▸ TRY IT
Scan the records for lines with the word "true", and copy every such line.

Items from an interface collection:
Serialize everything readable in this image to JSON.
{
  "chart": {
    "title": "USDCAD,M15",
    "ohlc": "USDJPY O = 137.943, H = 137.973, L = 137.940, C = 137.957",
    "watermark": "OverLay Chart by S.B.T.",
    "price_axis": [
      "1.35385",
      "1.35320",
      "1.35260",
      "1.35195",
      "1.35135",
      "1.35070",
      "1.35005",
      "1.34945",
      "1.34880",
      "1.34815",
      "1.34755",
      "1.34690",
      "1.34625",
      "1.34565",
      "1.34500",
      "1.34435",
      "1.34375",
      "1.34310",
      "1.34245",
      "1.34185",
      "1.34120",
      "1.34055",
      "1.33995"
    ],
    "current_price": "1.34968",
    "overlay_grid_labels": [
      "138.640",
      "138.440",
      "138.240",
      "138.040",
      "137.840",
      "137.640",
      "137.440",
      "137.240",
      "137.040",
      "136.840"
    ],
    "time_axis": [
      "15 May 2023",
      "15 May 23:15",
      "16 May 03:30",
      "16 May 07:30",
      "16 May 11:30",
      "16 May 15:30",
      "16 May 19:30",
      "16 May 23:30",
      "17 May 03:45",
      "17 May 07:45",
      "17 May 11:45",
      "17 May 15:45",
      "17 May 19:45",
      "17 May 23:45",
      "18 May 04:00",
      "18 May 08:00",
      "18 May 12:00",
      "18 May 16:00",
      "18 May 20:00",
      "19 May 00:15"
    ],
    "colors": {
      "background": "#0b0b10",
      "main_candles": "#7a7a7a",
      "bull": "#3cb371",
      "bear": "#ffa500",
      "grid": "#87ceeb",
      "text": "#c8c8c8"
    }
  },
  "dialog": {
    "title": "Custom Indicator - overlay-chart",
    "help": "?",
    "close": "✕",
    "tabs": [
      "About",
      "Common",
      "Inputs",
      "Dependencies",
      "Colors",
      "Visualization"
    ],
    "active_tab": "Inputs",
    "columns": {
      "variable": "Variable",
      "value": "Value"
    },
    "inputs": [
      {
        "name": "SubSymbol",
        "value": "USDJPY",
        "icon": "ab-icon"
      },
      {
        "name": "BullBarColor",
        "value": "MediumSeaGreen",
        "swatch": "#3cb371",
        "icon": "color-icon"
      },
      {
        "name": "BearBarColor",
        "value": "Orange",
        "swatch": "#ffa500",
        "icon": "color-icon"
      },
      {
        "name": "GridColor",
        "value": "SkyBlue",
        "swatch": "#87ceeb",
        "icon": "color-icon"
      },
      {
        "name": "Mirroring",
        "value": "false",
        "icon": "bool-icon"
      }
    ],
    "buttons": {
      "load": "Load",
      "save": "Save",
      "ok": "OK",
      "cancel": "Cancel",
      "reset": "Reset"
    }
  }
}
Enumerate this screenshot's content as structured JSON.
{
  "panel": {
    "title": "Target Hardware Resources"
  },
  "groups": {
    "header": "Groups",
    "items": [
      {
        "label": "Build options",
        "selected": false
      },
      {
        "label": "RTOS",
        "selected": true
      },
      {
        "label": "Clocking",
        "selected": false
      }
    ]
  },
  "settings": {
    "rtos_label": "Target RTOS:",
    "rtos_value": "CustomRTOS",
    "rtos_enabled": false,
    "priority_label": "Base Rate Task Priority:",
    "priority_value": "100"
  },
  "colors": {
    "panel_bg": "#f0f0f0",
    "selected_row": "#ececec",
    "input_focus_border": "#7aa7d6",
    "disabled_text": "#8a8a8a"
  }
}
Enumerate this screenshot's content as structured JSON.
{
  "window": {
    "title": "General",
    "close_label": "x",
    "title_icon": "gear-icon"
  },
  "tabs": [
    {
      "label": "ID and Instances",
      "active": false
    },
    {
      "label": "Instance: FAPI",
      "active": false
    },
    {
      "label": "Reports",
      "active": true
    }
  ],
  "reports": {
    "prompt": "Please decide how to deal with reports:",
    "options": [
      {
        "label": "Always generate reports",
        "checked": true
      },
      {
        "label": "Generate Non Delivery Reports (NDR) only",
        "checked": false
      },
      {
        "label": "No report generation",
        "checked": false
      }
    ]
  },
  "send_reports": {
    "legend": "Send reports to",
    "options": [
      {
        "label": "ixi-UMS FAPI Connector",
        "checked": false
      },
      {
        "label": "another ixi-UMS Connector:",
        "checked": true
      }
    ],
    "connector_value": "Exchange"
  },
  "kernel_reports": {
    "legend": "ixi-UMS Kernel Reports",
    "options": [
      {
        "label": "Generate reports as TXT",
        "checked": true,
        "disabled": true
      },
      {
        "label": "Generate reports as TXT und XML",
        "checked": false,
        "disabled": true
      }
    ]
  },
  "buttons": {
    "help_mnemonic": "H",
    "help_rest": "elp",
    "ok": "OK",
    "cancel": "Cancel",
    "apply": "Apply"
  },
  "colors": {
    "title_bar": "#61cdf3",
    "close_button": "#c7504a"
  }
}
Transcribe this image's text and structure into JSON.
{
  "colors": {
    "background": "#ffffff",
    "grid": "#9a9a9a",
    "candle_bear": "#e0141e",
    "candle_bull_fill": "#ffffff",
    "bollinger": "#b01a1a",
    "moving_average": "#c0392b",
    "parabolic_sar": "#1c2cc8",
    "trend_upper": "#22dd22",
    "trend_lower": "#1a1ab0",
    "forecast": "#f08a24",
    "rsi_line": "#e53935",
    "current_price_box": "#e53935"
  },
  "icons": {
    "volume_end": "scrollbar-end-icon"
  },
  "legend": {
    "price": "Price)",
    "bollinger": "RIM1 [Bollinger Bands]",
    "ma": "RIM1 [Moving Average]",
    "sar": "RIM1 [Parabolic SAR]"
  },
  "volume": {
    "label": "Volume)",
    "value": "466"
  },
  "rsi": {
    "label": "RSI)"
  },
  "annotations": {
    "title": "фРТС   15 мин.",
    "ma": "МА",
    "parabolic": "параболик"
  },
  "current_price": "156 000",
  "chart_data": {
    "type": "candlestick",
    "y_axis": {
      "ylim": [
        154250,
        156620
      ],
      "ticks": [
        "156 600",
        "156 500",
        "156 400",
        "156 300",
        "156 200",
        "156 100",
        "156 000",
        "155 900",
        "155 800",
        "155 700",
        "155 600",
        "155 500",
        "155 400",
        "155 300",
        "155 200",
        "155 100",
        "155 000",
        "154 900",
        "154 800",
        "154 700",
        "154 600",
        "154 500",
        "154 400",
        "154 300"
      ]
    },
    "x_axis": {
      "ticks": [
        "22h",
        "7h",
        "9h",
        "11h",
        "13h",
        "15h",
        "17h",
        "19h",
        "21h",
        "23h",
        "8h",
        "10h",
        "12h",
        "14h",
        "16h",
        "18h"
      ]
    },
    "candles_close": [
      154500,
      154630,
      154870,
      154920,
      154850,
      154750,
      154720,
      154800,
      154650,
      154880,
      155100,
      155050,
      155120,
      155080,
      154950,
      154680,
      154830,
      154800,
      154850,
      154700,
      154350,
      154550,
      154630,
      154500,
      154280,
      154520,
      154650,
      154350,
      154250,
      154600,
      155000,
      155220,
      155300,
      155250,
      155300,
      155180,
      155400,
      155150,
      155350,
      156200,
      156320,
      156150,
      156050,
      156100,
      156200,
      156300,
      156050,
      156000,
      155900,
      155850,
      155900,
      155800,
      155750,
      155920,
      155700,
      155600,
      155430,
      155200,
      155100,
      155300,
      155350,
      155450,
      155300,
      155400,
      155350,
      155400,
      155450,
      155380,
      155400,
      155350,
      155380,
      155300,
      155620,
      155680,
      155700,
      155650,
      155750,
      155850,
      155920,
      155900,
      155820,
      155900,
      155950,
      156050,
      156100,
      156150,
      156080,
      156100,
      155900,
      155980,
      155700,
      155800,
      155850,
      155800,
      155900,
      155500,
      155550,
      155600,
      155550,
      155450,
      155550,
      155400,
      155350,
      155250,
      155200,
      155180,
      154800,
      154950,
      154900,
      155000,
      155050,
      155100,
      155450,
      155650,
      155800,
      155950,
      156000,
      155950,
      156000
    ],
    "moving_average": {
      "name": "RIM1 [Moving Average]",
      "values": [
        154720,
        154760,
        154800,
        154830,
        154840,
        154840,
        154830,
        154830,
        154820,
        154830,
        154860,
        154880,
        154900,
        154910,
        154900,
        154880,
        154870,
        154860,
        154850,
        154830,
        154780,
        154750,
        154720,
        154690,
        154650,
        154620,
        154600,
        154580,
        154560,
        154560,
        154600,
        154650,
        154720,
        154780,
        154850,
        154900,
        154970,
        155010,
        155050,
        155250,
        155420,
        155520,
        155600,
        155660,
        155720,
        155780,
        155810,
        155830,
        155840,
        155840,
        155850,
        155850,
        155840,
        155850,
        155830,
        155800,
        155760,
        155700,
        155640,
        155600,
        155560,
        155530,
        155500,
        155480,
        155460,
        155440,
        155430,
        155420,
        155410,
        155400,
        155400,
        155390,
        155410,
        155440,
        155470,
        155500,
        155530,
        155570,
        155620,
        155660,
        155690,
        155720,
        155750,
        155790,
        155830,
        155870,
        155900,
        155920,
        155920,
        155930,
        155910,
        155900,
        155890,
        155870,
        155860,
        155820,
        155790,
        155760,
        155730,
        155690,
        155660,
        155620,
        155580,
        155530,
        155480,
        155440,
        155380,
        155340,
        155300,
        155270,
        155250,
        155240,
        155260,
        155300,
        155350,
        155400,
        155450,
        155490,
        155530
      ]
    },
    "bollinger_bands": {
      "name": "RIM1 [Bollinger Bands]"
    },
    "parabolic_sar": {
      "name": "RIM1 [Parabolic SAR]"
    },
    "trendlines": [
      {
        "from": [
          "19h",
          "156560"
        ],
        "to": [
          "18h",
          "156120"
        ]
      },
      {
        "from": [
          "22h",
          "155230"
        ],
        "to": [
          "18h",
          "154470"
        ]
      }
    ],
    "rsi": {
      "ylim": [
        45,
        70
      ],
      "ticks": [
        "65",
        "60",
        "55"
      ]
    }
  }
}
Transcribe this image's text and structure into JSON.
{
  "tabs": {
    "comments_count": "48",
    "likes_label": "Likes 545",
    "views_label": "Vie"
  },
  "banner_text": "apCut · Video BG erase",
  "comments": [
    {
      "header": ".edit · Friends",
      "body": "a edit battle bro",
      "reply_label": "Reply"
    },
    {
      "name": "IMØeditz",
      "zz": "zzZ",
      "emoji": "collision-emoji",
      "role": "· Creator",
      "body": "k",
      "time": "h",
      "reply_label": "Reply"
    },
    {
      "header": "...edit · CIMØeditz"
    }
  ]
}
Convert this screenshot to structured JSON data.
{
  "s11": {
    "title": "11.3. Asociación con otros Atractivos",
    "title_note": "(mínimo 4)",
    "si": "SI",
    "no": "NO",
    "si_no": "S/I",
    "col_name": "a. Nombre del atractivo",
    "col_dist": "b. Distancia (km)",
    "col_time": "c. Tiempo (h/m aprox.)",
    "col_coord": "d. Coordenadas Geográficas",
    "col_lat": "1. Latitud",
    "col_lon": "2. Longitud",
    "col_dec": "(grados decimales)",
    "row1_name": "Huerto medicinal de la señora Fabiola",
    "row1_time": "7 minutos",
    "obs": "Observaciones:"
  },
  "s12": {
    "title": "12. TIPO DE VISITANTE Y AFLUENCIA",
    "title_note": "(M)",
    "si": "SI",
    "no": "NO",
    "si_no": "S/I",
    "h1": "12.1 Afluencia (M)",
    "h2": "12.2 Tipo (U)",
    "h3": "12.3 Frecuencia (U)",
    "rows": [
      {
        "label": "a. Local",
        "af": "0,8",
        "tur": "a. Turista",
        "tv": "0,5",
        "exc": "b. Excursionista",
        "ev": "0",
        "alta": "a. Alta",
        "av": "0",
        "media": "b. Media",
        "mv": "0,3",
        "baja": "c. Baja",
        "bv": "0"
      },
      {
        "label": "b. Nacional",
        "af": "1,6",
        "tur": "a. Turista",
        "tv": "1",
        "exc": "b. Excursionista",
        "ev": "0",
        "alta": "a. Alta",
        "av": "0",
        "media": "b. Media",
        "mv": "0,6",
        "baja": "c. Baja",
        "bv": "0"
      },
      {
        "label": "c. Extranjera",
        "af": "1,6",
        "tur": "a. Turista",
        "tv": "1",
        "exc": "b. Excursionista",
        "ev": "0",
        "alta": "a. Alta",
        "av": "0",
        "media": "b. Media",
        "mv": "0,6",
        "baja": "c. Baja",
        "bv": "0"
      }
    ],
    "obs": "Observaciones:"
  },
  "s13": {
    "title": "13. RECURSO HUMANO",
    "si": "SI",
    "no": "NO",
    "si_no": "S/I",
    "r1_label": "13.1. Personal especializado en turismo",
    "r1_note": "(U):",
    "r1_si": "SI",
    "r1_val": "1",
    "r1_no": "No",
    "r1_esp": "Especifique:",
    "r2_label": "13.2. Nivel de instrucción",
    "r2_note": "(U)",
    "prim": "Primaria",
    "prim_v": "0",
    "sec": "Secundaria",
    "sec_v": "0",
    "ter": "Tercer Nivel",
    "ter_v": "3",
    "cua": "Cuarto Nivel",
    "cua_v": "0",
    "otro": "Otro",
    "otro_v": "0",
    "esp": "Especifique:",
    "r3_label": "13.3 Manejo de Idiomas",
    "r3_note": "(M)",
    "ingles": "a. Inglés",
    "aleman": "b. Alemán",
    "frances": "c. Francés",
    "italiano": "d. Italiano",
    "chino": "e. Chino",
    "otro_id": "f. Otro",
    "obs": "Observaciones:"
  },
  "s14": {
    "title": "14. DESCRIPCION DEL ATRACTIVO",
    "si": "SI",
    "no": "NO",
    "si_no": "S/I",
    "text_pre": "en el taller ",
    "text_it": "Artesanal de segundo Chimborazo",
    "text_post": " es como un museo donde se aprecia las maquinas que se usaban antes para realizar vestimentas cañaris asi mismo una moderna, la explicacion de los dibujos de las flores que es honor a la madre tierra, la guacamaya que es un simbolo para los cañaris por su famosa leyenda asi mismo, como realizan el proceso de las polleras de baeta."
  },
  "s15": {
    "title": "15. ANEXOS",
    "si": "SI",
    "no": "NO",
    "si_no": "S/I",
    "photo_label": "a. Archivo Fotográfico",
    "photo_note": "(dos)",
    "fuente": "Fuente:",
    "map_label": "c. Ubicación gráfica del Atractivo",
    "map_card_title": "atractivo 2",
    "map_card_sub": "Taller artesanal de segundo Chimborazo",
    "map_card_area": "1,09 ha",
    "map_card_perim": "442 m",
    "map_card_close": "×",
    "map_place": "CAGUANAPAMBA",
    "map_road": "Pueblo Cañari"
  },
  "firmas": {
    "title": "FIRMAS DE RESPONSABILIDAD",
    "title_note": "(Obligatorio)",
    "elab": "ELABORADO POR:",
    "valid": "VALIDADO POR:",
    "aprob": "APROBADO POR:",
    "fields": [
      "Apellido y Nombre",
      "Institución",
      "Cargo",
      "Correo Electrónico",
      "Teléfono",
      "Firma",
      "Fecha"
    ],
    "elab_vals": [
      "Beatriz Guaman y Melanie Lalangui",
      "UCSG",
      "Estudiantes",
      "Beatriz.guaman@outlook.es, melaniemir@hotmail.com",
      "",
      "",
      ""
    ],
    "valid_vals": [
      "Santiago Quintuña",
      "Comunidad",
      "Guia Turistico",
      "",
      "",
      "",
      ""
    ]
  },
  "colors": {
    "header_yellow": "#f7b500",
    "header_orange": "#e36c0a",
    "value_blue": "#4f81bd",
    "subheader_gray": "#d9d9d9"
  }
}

▸ EXERCISE RESULT
        "selected": true
      "active": true
        "checked": true
        "checked": true
        "checked": true,
        "disabled": true
        "disabled": true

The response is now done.